I do know that "seat" gets used regularly as a transitive verb. ("Seat yourself" signs at restaurants are still common, as well as phrases like "The hostess will seat you" at more expensive places.) We just watched Mr. Bean's Holiday a few days ago and I can't remember what the sign said at the restaurant entrance at the Gare de Lyon train station. I do remember the maitre d'hôtel recommending "le plateau de fruits de mer" and the ensuing gastronomical discontent.
Agreed, put >> before all other words in this instance if we were referring to a young infant. With it, there's no difference between human/non-human objects, which makes me wonder why I have I assign that difference to sit/set.
I do hear it in that context, but do not use it myself. That was an entertaining movie, I saw that one summer when I had nothing better to do, and still remember that scene vividly.
Why is it wrong to say "we had the baby sit here" or "we had the baby sitting here"?
you hit the nail on the head, I think. "to sit" is a reflexive verb.

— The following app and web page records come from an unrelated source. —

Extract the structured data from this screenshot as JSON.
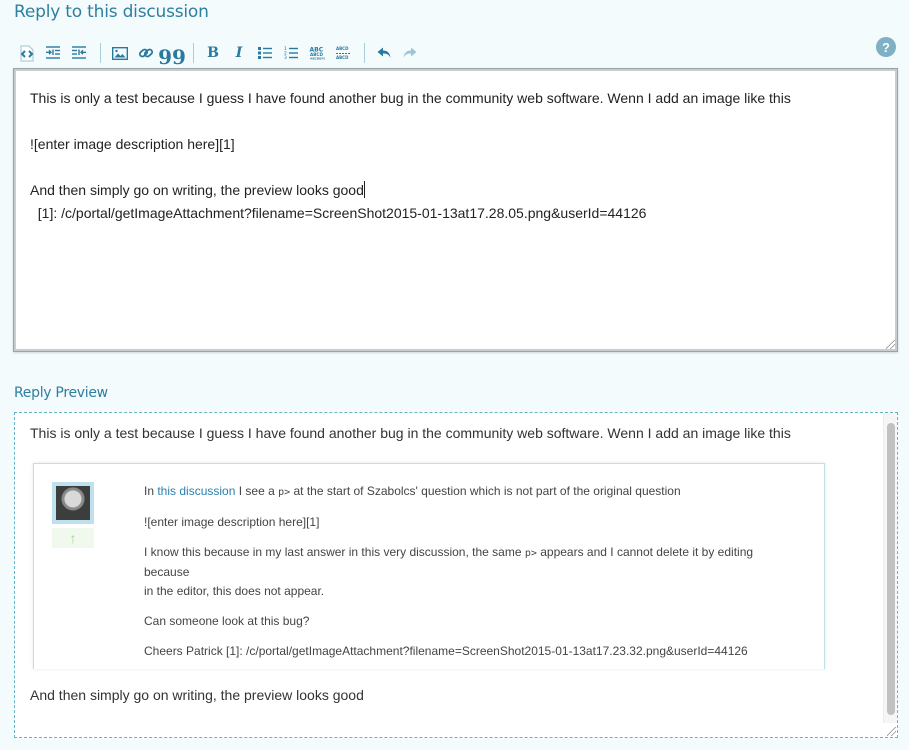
{
  "reply": {
    "heading": "Reply to this discussion",
    "help_label": "?",
    "toolbar": {
      "groups": [
        [
          "insert-code-snippet",
          "indent",
          "outdent"
        ],
        [
          "insert-image",
          "insert-link",
          "blockquote"
        ],
        [
          "bold",
          "italic",
          "bulleted-list",
          "numbered-list",
          "heading",
          "horizontal-rule"
        ],
        [
          "undo",
          "redo"
        ]
      ],
      "bold_label": "B",
      "italic_label": "I",
      "quote_label": "99"
    },
    "editor": {
      "lines": [
        "This is only a test because I guess I have found another bug in the community web software. Wenn I add an image like this",
        "",
        "![enter image description here][1]",
        "",
        "And then simply go on writing, the preview looks good",
        "  [1]: /c/portal/getImageAttachment?filename=ScreenShot2015-01-13at17.28.05.png&userId=44126"
      ]
    }
  },
  "preview": {
    "label": "Reply Preview",
    "first_line": "This is only a test because I guess I have found another bug in the community web software. Wenn I add an image like this",
    "embedded_post": {
      "vote_icon": "↑",
      "line1_prefix": "In ",
      "line1_link": "this discussion",
      "line1_middle": " I see a ",
      "line1_code": "p>",
      "line1_suffix": " at the start of Szabolcs' question which is not part of the original question",
      "line2": "![enter image description here][1]",
      "line3_prefix": "I know this because in my last answer in this very discussion, the same ",
      "line3_code": "p>",
      "line3_suffix": " appears and I cannot delete it by editing because",
      "line3_cont": "in the editor, this does not appear.",
      "line4": "Can someone look at this bug?",
      "line5": "Cheers Patrick [1]: /c/portal/getImageAttachment?filename=ScreenShot2015-01-13at17.23.32.png&userId=44126"
    },
    "last_line": "And then simply go on writing, the preview looks good"
  }
}
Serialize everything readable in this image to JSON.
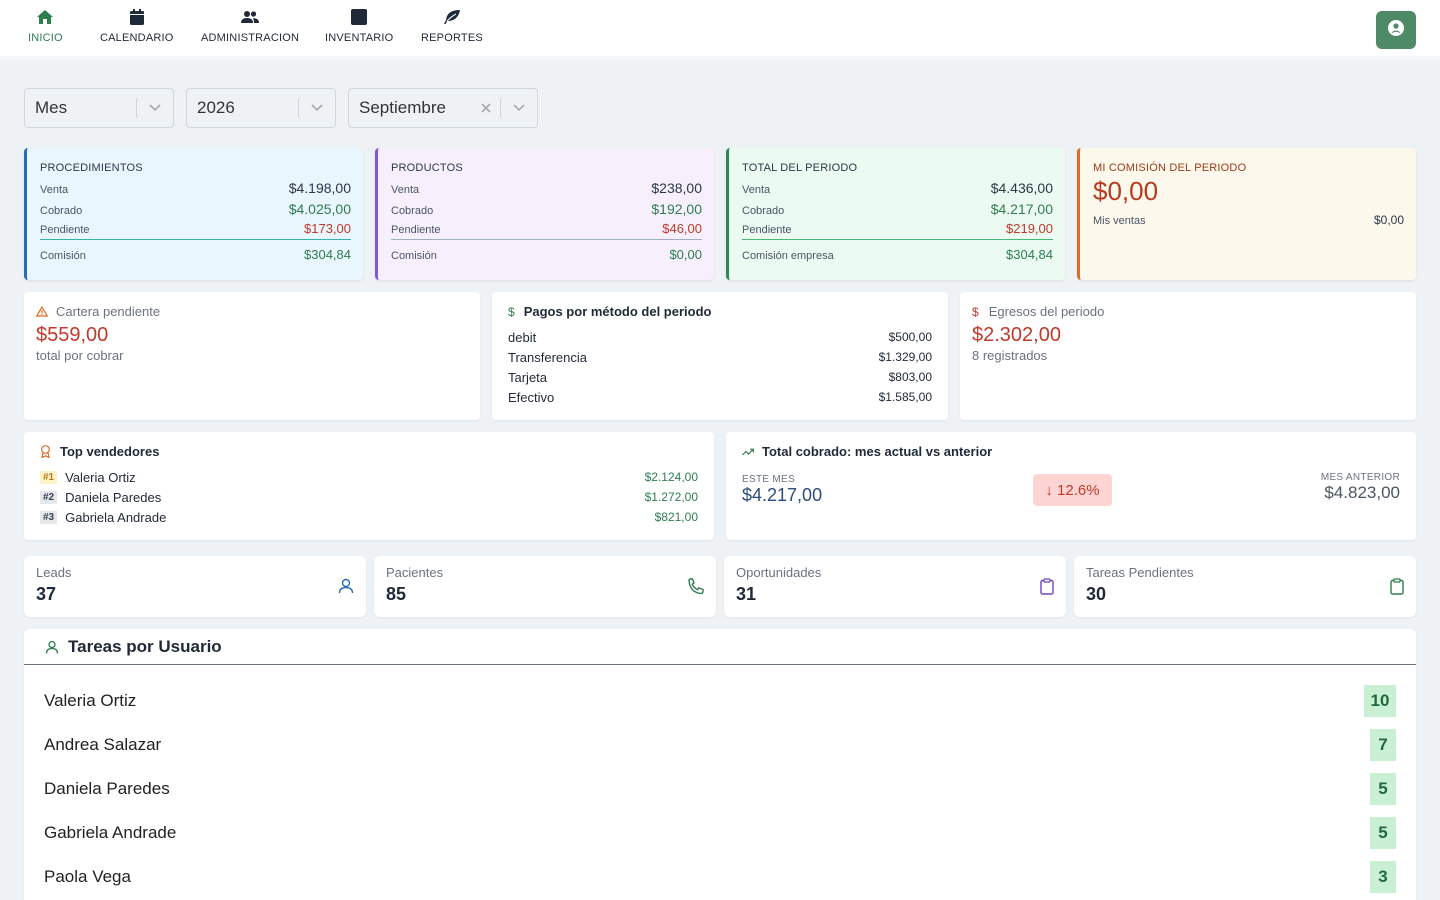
{
  "nav": {
    "items": [
      {
        "label": "INICIO",
        "icon": "home-icon"
      },
      {
        "label": "CALENDARIO",
        "icon": "calendar-icon"
      },
      {
        "label": "ADMINISTRACION",
        "icon": "users-icon"
      },
      {
        "label": "INVENTARIO",
        "icon": "box-icon"
      },
      {
        "label": "REPORTES",
        "icon": "leaf-icon"
      }
    ],
    "active": "INICIO",
    "accent_color": "#2e7d4f",
    "user_icon": "user-circle-icon",
    "user_button_color": "#4f8a66"
  },
  "filters": {
    "period": "Mes",
    "year": "2026",
    "month": "Septiembre"
  },
  "cards": {
    "procedimientos": {
      "title": "PROCEDIMIENTOS",
      "venta_label": "Venta",
      "venta": "$4.198,00",
      "cobrado_label": "Cobrado",
      "cobrado": "$4.025,00",
      "pendiente_label": "Pendiente",
      "pendiente": "$173,00",
      "comision_label": "Comisión",
      "comision": "$304,84"
    },
    "productos": {
      "title": "PRODUCTOS",
      "venta_label": "Venta",
      "venta": "$238,00",
      "cobrado_label": "Cobrado",
      "cobrado": "$192,00",
      "pendiente_label": "Pendiente",
      "pendiente": "$46,00",
      "comision_label": "Comisión",
      "comision": "$0,00"
    },
    "total": {
      "title": "TOTAL DEL PERIODO",
      "venta_label": "Venta",
      "venta": "$4.436,00",
      "cobrado_label": "Cobrado",
      "cobrado": "$4.217,00",
      "pendiente_label": "Pendiente",
      "pendiente": "$219,00",
      "comision_label": "Comisión empresa",
      "comision": "$304,84"
    },
    "mi_comision": {
      "title": "MI COMISIÓN DEL PERIODO",
      "amount": "$0,00",
      "ventas_label": "Mis ventas",
      "ventas": "$0,00"
    }
  },
  "cartera": {
    "title": "Cartera pendiente",
    "amount": "$559,00",
    "subtitle": "total por cobrar"
  },
  "pagos": {
    "title": "Pagos por método del periodo",
    "rows": [
      {
        "method": "debit",
        "amount": "$500,00"
      },
      {
        "method": "Transferencia",
        "amount": "$1.329,00"
      },
      {
        "method": "Tarjeta",
        "amount": "$803,00"
      },
      {
        "method": "Efectivo",
        "amount": "$1.585,00"
      }
    ]
  },
  "egresos": {
    "title": "Egresos del periodo",
    "amount": "$2.302,00",
    "subtitle": "8 registrados"
  },
  "top_vendedores": {
    "title": "Top vendedores",
    "rows": [
      {
        "rank": "#1",
        "name": "Valeria Ortiz",
        "amount": "$2.124,00"
      },
      {
        "rank": "#2",
        "name": "Daniela Paredes",
        "amount": "$1.272,00"
      },
      {
        "rank": "#3",
        "name": "Gabriela Andrade",
        "amount": "$821,00"
      }
    ]
  },
  "comparativo": {
    "title": "Total cobrado: mes actual vs anterior",
    "actual_label": "ESTE MES",
    "actual": "$4.217,00",
    "change": "↓ 12.6%",
    "anterior_label": "MES ANTERIOR",
    "anterior": "$4.823,00"
  },
  "stats": [
    {
      "label": "Leads",
      "value": "37",
      "icon": "user-icon",
      "color": "#2b6cb0"
    },
    {
      "label": "Pacientes",
      "value": "85",
      "icon": "phone-icon",
      "color": "#2e7d4f"
    },
    {
      "label": "Oportunidades",
      "value": "31",
      "icon": "clipboard-icon",
      "color": "#6b46c1"
    },
    {
      "label": "Tareas Pendientes",
      "value": "30",
      "icon": "clipboard-icon",
      "color": "#2e7d4f"
    }
  ],
  "tareas": {
    "title": "Tareas por Usuario",
    "rows": [
      {
        "name": "Valeria Ortiz",
        "count": "10"
      },
      {
        "name": "Andrea Salazar",
        "count": "7"
      },
      {
        "name": "Daniela Paredes",
        "count": "5"
      },
      {
        "name": "Gabriela Andrade",
        "count": "5"
      },
      {
        "name": "Paola Vega",
        "count": "3"
      }
    ]
  }
}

In French and English it's something that one does to oneself. But here we need a transitive verb with the baby as a direct object. In English, that transitive verb is "set."
Obviously the French sentence can't possibly be reflexive and so it won't use "étions." I think that in French it should use mettre or something like that. ("nous avons/avions mis le bébé ici" for example)
See my post above. In English, 'sit' is also a transitive verb meaning 'to put somebody in a seated position'.
I wonder about that as well...
I think it should probably be "Nous avions mis le bébé ici" or something like that. But I don't speak French well enough to know for sure. I do speak English well enough to know that there's a problem with the English version.
What can it possibly mean? I understand the phrase if it were translated into Russian, but in English?! We sit a baby?
It means "we made the baby sit down here", or "we made the baby sit here", but I think the currently suggested translation sounds a little bit clumsy and confusing, although it might be grammatically correct.